§ Task statement
Will you output all of the data below exactly, omitting the images?

§ Extracted material

--

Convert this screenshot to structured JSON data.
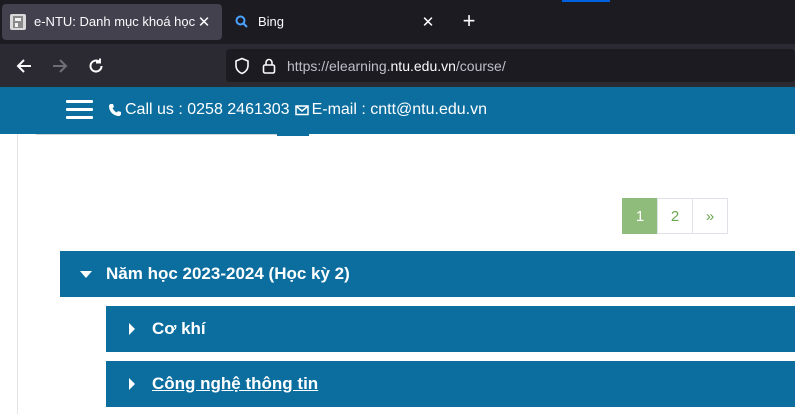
{
  "browser": {
    "tabs": [
      {
        "title": "e-NTU: Danh mục khoá học",
        "active": true,
        "icon": "ntu-favicon"
      },
      {
        "title": "Bing",
        "active": false,
        "icon": "search-icon"
      }
    ],
    "url_prefix": "https://elearning.",
    "url_host": "ntu.edu.vn",
    "url_path": "/course/"
  },
  "header": {
    "call_label": "Call us : 0258 2461303",
    "email_label": "E-mail : cntt@ntu.edu.vn"
  },
  "pagination": {
    "pages": [
      "1",
      "2"
    ],
    "next_label": "»",
    "current": "1"
  },
  "categories": {
    "parent": {
      "label": "Năm học 2023-2024 (Học kỳ 2)",
      "expanded": true
    },
    "children": [
      {
        "label": "Cơ khí",
        "expanded": false
      },
      {
        "label": "Công nghệ thông tin",
        "expanded": false
      }
    ]
  },
  "colors": {
    "brand_blue": "#0c6e9f",
    "pagination_active": "#8fbc7b",
    "chrome_dark": "#1c1b22"
  }
}
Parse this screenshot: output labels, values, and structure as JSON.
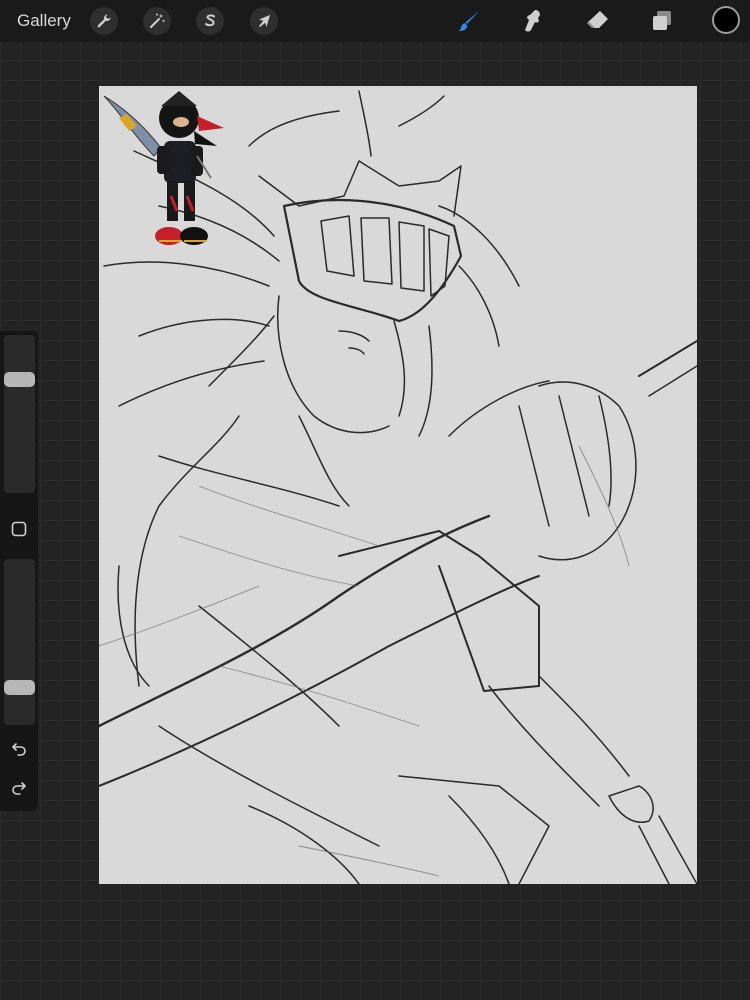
{
  "toolbar": {
    "gallery_label": "Gallery",
    "left_tools": [
      {
        "name": "actions",
        "icon": "wrench-icon"
      },
      {
        "name": "adjustments",
        "icon": "magic-wand-icon"
      },
      {
        "name": "selection",
        "icon": "selection-s-icon"
      },
      {
        "name": "transform",
        "icon": "arrow-cursor-icon"
      }
    ],
    "right_tools": [
      {
        "name": "brush",
        "icon": "brush-icon",
        "active": true
      },
      {
        "name": "smudge",
        "icon": "smudge-icon",
        "active": false
      },
      {
        "name": "eraser",
        "icon": "eraser-icon",
        "active": false
      },
      {
        "name": "layers",
        "icon": "layers-icon",
        "active": false
      }
    ],
    "current_color": "#000000",
    "accent_color": "#2f8cf6"
  },
  "sidebar": {
    "brush_size_level": 0.74,
    "opacity_level": 0.2,
    "modify_button_icon": "square-icon",
    "undo_icon": "undo-icon",
    "redo_icon": "redo-icon"
  },
  "canvas": {
    "background_color": "#d9d9d9",
    "content": "sketch-drawing",
    "reference_image": "character-reference"
  }
}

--

§ Response for this exercise
Convert this screenshot to structured JSON data.
{
  "browser": {
    "tabs": [
      {
        "title": "e-NTU: Danh mục khoá học",
        "active": true,
        "icon": "ntu-favicon"
      },
      {
        "title": "Bing",
        "active": false,
        "icon": "search-icon"
      }
    ],
    "url_prefix": "https://elearning.",
    "url_host": "ntu.edu.vn",
    "url_path": "/course/"
  },
  "header": {
    "call_label": "Call us : 0258 2461303",
    "email_label": "E-mail : cntt@ntu.edu.vn"
  },
  "pagination": {
    "pages": [
      "1",
      "2"
    ],
    "next_label": "»",
    "current": "1"
  },
  "categories": {
    "parent": {
      "label": "Năm học 2023-2024 (Học kỳ 2)",
      "expanded": true
    },
    "children": [
      {
        "label": "Cơ khí",
        "expanded": false
      },
      {
        "label": "Công nghệ thông tin",
        "expanded": false
      }
    ]
  },
  "colors": {
    "brand_blue": "#0c6e9f",
    "pagination_active": "#8fbc7b",
    "chrome_dark": "#1c1b22"
  }
}
Parse this screenshot: output labels, values, and structure as JSON.
{
  "toolbar": {
    "gallery_label": "Gallery",
    "left_tools": [
      {
        "name": "actions",
        "icon": "wrench-icon"
      },
      {
        "name": "adjustments",
        "icon": "magic-wand-icon"
      },
      {
        "name": "selection",
        "icon": "selection-s-icon"
      },
      {
        "name": "transform",
        "icon": "arrow-cursor-icon"
      }
    ],
    "right_tools": [
      {
        "name": "brush",
        "icon": "brush-icon",
        "active": true
      },
      {
        "name": "smudge",
        "icon": "smudge-icon",
        "active": false
      },
      {
        "name": "eraser",
        "icon": "eraser-icon",
        "active": false
      },
      {
        "name": "layers",
        "icon": "layers-icon",
        "active": false
      }
    ],
    "current_color": "#000000",
    "accent_color": "#2f8cf6"
  },
  "sidebar": {
    "brush_size_level": 0.74,
    "opacity_level": 0.2,
    "modify_button_icon": "square-icon",
    "undo_icon": "undo-icon",
    "redo_icon": "redo-icon"
  },
  "canvas": {
    "background_color": "#d9d9d9",
    "content": "sketch-drawing",
    "reference_image": "character-reference"
  }
}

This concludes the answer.